[Stored data]

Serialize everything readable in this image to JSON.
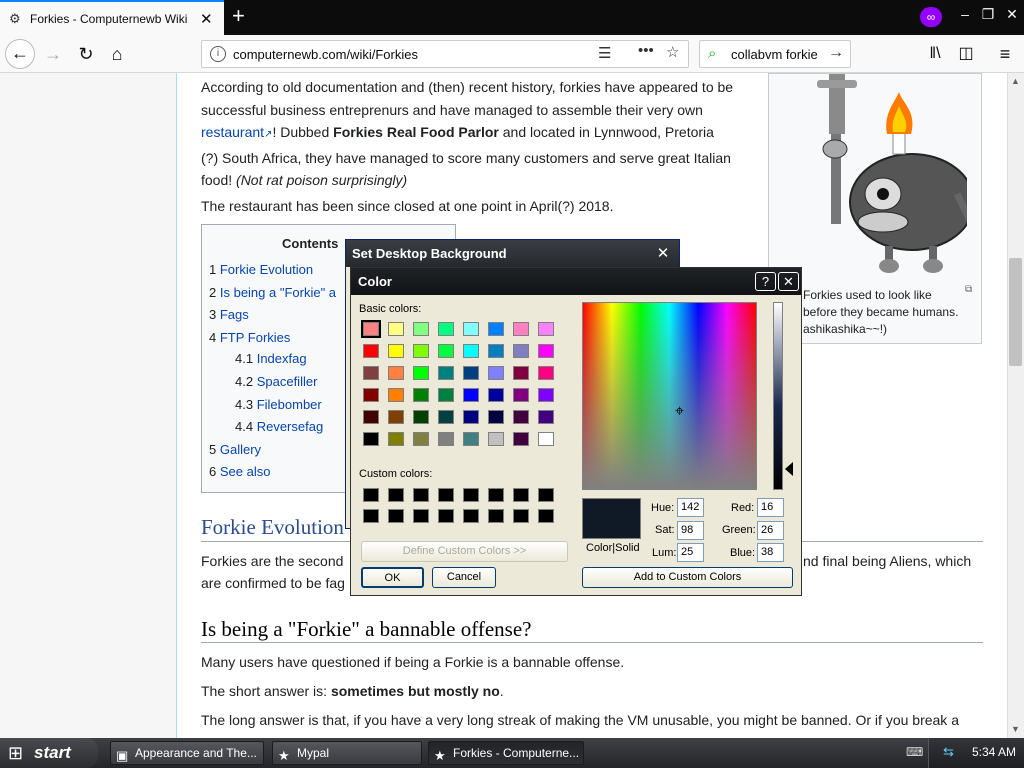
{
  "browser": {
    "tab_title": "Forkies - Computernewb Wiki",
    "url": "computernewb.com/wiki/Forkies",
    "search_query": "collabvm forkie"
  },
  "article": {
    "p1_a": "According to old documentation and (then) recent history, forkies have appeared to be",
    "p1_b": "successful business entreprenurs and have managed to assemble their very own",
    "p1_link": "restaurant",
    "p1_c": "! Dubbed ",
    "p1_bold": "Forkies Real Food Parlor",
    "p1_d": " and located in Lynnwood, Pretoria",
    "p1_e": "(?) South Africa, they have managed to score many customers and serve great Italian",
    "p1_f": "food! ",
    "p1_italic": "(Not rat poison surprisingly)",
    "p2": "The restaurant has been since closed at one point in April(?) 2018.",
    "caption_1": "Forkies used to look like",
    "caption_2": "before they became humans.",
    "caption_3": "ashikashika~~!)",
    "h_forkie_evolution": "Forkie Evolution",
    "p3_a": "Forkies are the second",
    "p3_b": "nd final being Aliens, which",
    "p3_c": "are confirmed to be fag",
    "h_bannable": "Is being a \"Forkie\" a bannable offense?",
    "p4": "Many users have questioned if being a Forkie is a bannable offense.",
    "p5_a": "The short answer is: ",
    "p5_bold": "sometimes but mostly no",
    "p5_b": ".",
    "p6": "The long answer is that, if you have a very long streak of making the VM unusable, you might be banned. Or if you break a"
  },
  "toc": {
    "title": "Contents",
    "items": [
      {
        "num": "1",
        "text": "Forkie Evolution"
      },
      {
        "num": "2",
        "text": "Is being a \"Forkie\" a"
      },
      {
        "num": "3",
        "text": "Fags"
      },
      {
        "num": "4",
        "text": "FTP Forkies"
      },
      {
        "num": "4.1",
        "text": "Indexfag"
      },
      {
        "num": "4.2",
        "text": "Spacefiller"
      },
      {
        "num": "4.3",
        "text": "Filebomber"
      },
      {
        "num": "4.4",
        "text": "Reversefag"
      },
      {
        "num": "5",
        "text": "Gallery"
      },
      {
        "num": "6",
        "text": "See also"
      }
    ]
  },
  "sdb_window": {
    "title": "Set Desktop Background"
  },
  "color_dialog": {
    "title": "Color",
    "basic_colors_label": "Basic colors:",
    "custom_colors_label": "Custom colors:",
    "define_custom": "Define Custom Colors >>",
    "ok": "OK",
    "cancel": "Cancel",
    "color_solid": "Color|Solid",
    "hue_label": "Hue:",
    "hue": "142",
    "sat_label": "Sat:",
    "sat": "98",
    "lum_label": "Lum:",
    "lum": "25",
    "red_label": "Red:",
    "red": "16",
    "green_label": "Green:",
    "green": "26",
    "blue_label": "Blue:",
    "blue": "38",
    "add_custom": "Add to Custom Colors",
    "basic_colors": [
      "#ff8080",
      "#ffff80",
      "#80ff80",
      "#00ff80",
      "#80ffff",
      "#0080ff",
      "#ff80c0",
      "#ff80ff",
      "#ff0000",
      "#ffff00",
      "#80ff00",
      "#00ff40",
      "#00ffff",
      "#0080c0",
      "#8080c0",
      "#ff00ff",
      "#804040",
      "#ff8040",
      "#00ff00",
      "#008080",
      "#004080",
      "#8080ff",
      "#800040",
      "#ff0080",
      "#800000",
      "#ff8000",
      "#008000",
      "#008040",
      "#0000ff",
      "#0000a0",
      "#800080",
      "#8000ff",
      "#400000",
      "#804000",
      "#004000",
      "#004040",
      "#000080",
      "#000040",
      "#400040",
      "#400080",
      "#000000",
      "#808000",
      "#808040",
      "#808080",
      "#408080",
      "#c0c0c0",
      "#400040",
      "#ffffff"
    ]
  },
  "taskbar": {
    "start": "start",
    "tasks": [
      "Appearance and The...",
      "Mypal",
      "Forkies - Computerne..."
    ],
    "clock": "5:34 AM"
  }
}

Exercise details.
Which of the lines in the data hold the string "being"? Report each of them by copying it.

Result below.
    "p3_b": "nd final being Aliens, which",
    "h_bannable": "Is being a \"Forkie\" a bannable offense?",
    "p4": "Many users have questioned if being a Forkie is a bannable offense.",
        "text": "Is being a \"Forkie\" a"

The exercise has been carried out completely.